Argentina’s isolation from global credit markets since its 2002 default on $100 billion means a default would be highly unlikely to cause financial turmoil abroad, but it would hurt a domestic economy already in recession.
Kicillof’s appearance at the office of the court-appointed mediator presiding over the negotiations was his first in more than three weeks. The scant progress made in talks, and Kicillof’s absence, had raised questions over Argentina’s commitment to reach a settlement with the holdouts.
The minister, who this year brokered deals with the Paris Club of creditor nations and Spanish energy giant Repsol, made no comment to reporters staking out Pollack’s office.
Hopes that Tuesday’s meeting in New York would see an accord boosted sentiment on Argentina’s blue chip MerVal stock index which reversed early losses to close up 6.5 percent.
A default had been looking increasingly likely over the past few days.

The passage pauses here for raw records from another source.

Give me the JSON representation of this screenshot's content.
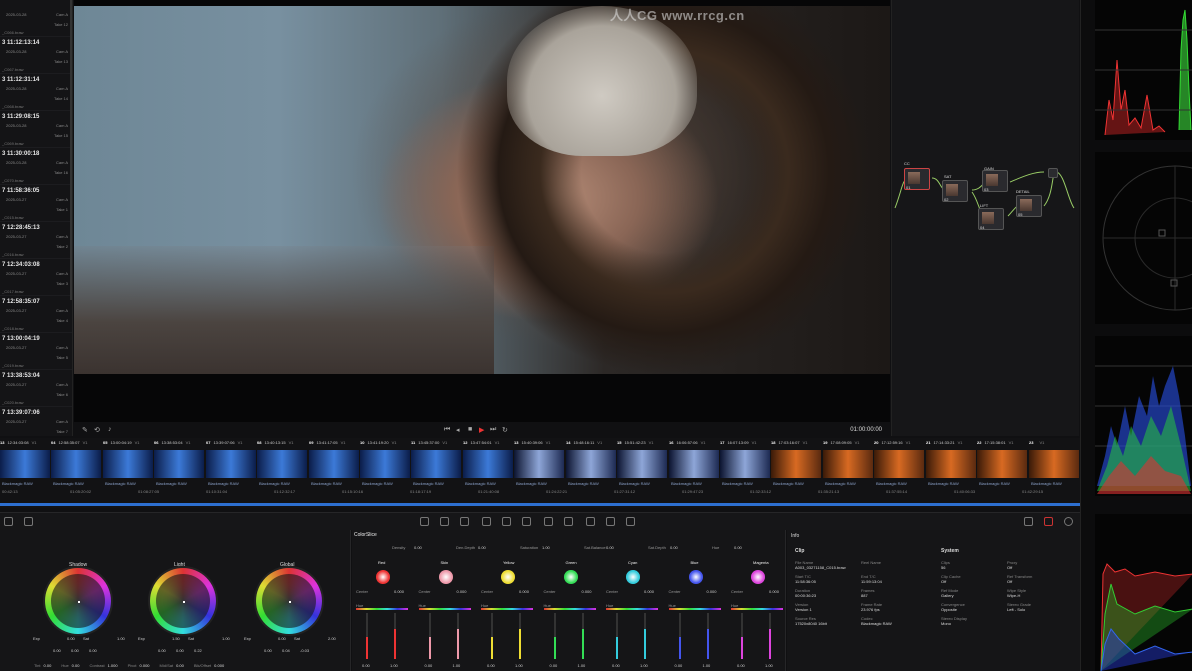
{
  "clips": [
    {
      "tc": "",
      "date": "2025-03-28",
      "cam": "Cam A",
      "take": "Take 12",
      "file": "_C066.braw"
    },
    {
      "tc": "3 11:12:13:14",
      "date": "2025-03-28",
      "cam": "Cam A",
      "take": "Take 13",
      "file": "_C067.braw"
    },
    {
      "tc": "3 11:12:31:14",
      "date": "2025-03-28",
      "cam": "Cam A",
      "take": "Take 14",
      "file": "_C068.braw"
    },
    {
      "tc": "3 11:29:08:15",
      "date": "2025-03-28",
      "cam": "Cam A",
      "take": "Take 15",
      "file": "_C069.braw"
    },
    {
      "tc": "3 11:30:00:18",
      "date": "2025-03-28",
      "cam": "Cam A",
      "take": "Take 16",
      "file": "_C070.braw"
    },
    {
      "tc": "7 11:58:36:05",
      "date": "2025-03-27",
      "cam": "Cam A",
      "take": "Take 1",
      "file": "_C015.braw"
    },
    {
      "tc": "7 12:28:45:13",
      "date": "2025-03-27",
      "cam": "Cam A",
      "take": "Take 2",
      "file": "_C016.braw"
    },
    {
      "tc": "7 12:34:03:08",
      "date": "2025-03-27",
      "cam": "Cam A",
      "take": "Take 3",
      "file": "_C017.braw"
    },
    {
      "tc": "7 12:58:35:07",
      "date": "2025-03-27",
      "cam": "Cam A",
      "take": "Take 4",
      "file": "_C018.braw"
    },
    {
      "tc": "7 13:00:04:19",
      "date": "2025-03-27",
      "cam": "Cam A",
      "take": "Take 5",
      "file": "_C019.braw"
    },
    {
      "tc": "7 13:38:53:04",
      "date": "2025-03-27",
      "cam": "Cam A",
      "take": "Take 6",
      "file": "_C020.braw"
    },
    {
      "tc": "7 13:39:07:06",
      "date": "2025-03-27",
      "cam": "Cam A",
      "take": "Take 7",
      "file": "_C021.braw"
    }
  ],
  "viewer": {
    "watermark": "人人CG www.rrcg.cn",
    "timecode": "01:00:00:00"
  },
  "nodes": {
    "labels": [
      "CC",
      "SAT",
      "GAIN",
      "LIFT",
      "DETAIL"
    ],
    "numbers": [
      "01",
      "02",
      "03",
      "04",
      "05"
    ]
  },
  "timeline": {
    "clips": [
      {
        "num": "13",
        "tc": "12:34:03:08",
        "track": "V1"
      },
      {
        "num": "04",
        "tc": "12:58:35:07",
        "track": "V1"
      },
      {
        "num": "05",
        "tc": "13:00:04:19",
        "track": "V1"
      },
      {
        "num": "06",
        "tc": "13:38:53:04",
        "track": "V1"
      },
      {
        "num": "07",
        "tc": "13:39:07:06",
        "track": "V1"
      },
      {
        "num": "08",
        "tc": "13:40:13:15",
        "track": "V1"
      },
      {
        "num": "09",
        "tc": "13:41:17:05",
        "track": "V1"
      },
      {
        "num": "10",
        "tc": "13:41:19:20",
        "track": "V1"
      },
      {
        "num": "11",
        "tc": "13:45:37:00",
        "track": "V1"
      },
      {
        "num": "12",
        "tc": "13:47:54:01",
        "track": "V1"
      },
      {
        "num": "13",
        "tc": "15:40:39:06",
        "track": "V1"
      },
      {
        "num": "14",
        "tc": "15:48:16:11",
        "track": "V1"
      },
      {
        "num": "15",
        "tc": "15:51:42:23",
        "track": "V1"
      },
      {
        "num": "16",
        "tc": "16:06:57:06",
        "track": "V1"
      },
      {
        "num": "17",
        "tc": "16:07:13:09",
        "track": "V1"
      },
      {
        "num": "18",
        "tc": "17:03:16:07",
        "track": "V1"
      },
      {
        "num": "19",
        "tc": "17:08:09:05",
        "track": "V1"
      },
      {
        "num": "20",
        "tc": "17:12:59:16",
        "track": "V1"
      },
      {
        "num": "21",
        "tc": "17:14:33:21",
        "track": "V1"
      },
      {
        "num": "22",
        "tc": "17:15:38:01",
        "track": "V1"
      },
      {
        "num": "23",
        "tc": "",
        "track": "V1"
      }
    ],
    "thumb_label": "Blackmagic RAW",
    "ruler": [
      "00:42:13",
      "01:05:20:02",
      "01:08:27:05",
      "01:10:31:04",
      "01:12:32:17",
      "01:15:10:16",
      "01:18:17:19",
      "01:21:40:08",
      "01:24:22:21",
      "01:27:31:12",
      "01:29:47:23",
      "01:32:33:12",
      "01:35:21:13",
      "01:37:55:14",
      "01:40:06:33",
      "01:42:29:15"
    ]
  },
  "wheels": {
    "items": [
      {
        "name": "Shadow",
        "vals": [
          "0.00",
          "0.00",
          "0.00"
        ],
        "left": "1.00",
        "right": "1.00",
        "exp_label": "Exp",
        "exp": "0.00",
        "sat_label": "Sat",
        "sat": "1.00"
      },
      {
        "name": "Light",
        "vals": [
          "0.00",
          "0.00",
          "0.22"
        ],
        "left": "1.50",
        "right": "1.00",
        "exp_label": "Exp",
        "exp": "1.50",
        "sat_label": "Sat",
        "sat": "1.00"
      },
      {
        "name": "Global",
        "vals": [
          "0.00",
          "0.04",
          "-0.03"
        ],
        "left": "0.00",
        "right": "2.00",
        "exp_label": "Exp",
        "exp": "0.00",
        "sat_label": "Sat",
        "sat": "2.00"
      }
    ],
    "bottom": [
      "Tint",
      "0.00",
      "Hue",
      "0.00",
      "Contrast",
      "1.000",
      "Pivot",
      "0.000",
      "Mid/Sat",
      "0.00",
      "Blk/Offset",
      "0.000"
    ]
  },
  "slice": {
    "title": "ColorSlice",
    "top": [
      {
        "k": "Density",
        "v": "0.00"
      },
      {
        "k": "Den.Depth",
        "v": "0.00"
      },
      {
        "k": "Saturation",
        "v": "1.00"
      },
      {
        "k": "Sat.Balance",
        "v": "0.00"
      },
      {
        "k": "Sat.Depth",
        "v": "0.00"
      },
      {
        "k": "Hue",
        "v": "0.00"
      }
    ],
    "vectors": [
      {
        "name": "Red",
        "center": "0.000",
        "color": "#e33"
      },
      {
        "name": "Skin",
        "center": "0.000",
        "color": "#e9a"
      },
      {
        "name": "Yellow",
        "center": "0.000",
        "color": "#ed3"
      },
      {
        "name": "Green",
        "center": "0.000",
        "color": "#3d5"
      },
      {
        "name": "Cyan",
        "center": "0.000",
        "color": "#3cd"
      },
      {
        "name": "Blue",
        "center": "0.000",
        "color": "#45e"
      },
      {
        "name": "Magenta",
        "center": "0.000",
        "color": "#d4d"
      }
    ],
    "center_label": "Center",
    "hue_label": "Hue",
    "bar_vals": [
      "0.00",
      "1.00"
    ]
  },
  "info": {
    "title": "Info",
    "clip_title": "Clip",
    "system_title": "System",
    "left": [
      {
        "k": "File Name",
        "v": "A003_03271158_C015.braw"
      },
      {
        "k": "Start T/C",
        "v": "11:58:36:05"
      },
      {
        "k": "Duration",
        "v": "00:00:36:23"
      },
      {
        "k": "Version",
        "v": "Version 1"
      },
      {
        "k": "Source Res",
        "v": "17520x8040 16bit"
      }
    ],
    "right": [
      {
        "k": "Reel Name",
        "v": ""
      },
      {
        "k": "End T/C",
        "v": "11:59:13:04"
      },
      {
        "k": "Frames",
        "v": "887"
      },
      {
        "k": "Frame Rate",
        "v": "23.976 fps"
      },
      {
        "k": "Codec",
        "v": "Blackmagic RAW"
      }
    ],
    "system_left": [
      {
        "k": "Clips",
        "v": "56"
      },
      {
        "k": "Clip Cache",
        "v": "Off"
      },
      {
        "k": "Ref Mode",
        "v": "Gallery"
      },
      {
        "k": "Convergence",
        "v": "Opposite"
      },
      {
        "k": "Stereo Display",
        "v": "Mono"
      }
    ],
    "system_right": [
      {
        "k": "Proxy",
        "v": "Off"
      },
      {
        "k": "Ref Transform",
        "v": "Off"
      },
      {
        "k": "Wipe Style",
        "v": "Wipe-H"
      },
      {
        "k": "Stereo Grade",
        "v": "Left - Solo"
      }
    ]
  }
}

Argentina’s debt insurance costs hit six-week highs on Tuesday.
For many years, the country declined to negotiate with the holdouts who bought its distressed debt on the cheap, slamming them as “vultures” picking over the carcass of its default.
But after a slew of defeats in the U.S. courts, tough-talking Fernandez has been forced to the negotiating table just as her government battles runaway inflation and reserves that hit an eight-year low this year.

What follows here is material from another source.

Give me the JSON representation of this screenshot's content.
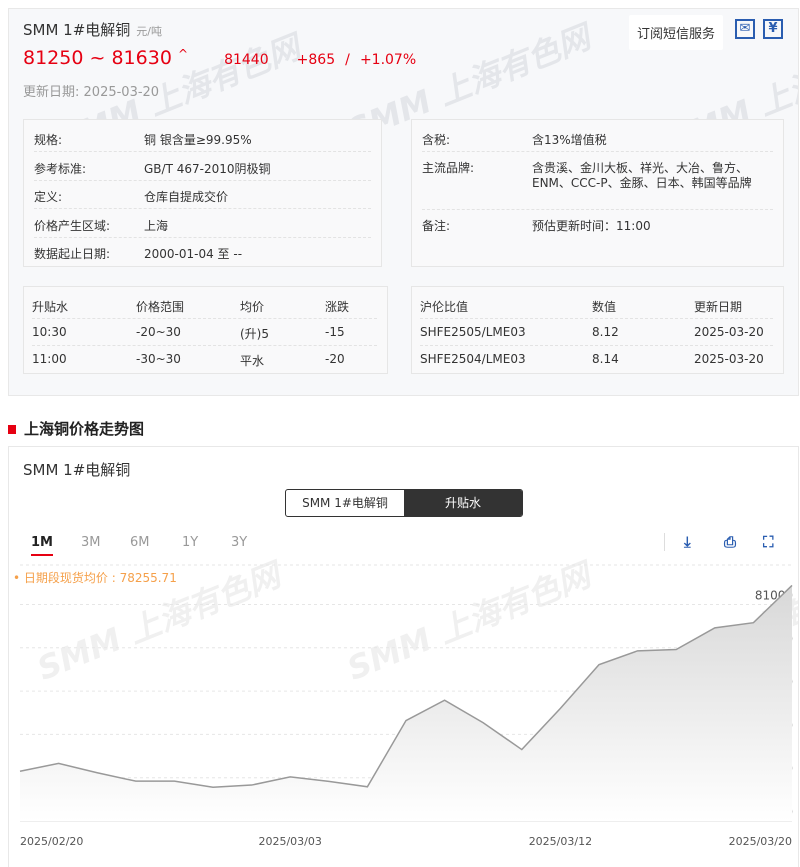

Argentina has asked Griesa to stay his order for payment to the holdouts to avoid triggering a clause, known as RUFO, or rights upon future offers, that would cause it to sweeten the terms for bondholders who already accepted the restructuring.
Separately, holders of Argentina’s euro-denominated exchange bonds earlier on Tuesday urged Griesa to facilitate a settlement by suspending his ruling.
The veteran judge previously rejected Argentina’s request for a stay, but he could respond differently to bondholders.
The euro bondholders said they would facilitate a deal by waiving the so-called RUFO clause that prevents Argentina from offering other investors better terms than it offered them.
They would also try to get holders of exchanged bonds under other legislations to waive the clause. “Obtaining a waiver of the RUFO clause, however, will take time,” they said.
In its latest legal maneuver, Argentina appealed a portion of an order from Griesa on Monday permitting Citibank to pay certain bond holders with funds deposited with the bank by the Argentine government.
The appeal appears to take issue with Griesa’s warning that his order permits Citi only to make the next scheduled payment on July 30 but not subsequent payments.
Various South American leaders on Tuesday rallied behind Argentine President Cristina Fernandez, castigating the holdouts as financial speculators menacing the entire region.
“The problem that’s affecting Argentina today is a threat not just to a brother nation. It affects the entire international financial system,” Brazilian President Dilma Rousseff said. “We cannot accept that the actions of a few speculators put the stability of entire countries at risk.”
Christine Lagarde, the head of the International Monetary Fund, said on Tuesday that an Argentine default would unlikely prompt broader market repercussions given the country’s relative isolation from the financial system.
Argentina’s dollar-denominated Par bonds rose strongly on Tuesday on the over-the-counter market as investors who expected bondholders could accelerate the series in the case of a default and call for immediate payment piled into the paper.
“If there is a default, and given the Par is the cheapest series, they are acquiring these bonds,” said Roberto Drimer at the local consultancy VatNet.
Par bonds closed up 2.3 percent at $51.05 while Discount bonds were down 1.2 percent to $82.55. (Additional reporting by Svea Herbst-Bayliss in Boston, Jonathan Stempel in New York, Diego Ore and Deisy Buitrago in Caracas; Writing by Sarah Marsh and Richard Lough; Editing by Leslie Adler, Andrew Hay & Shri Navaratnam)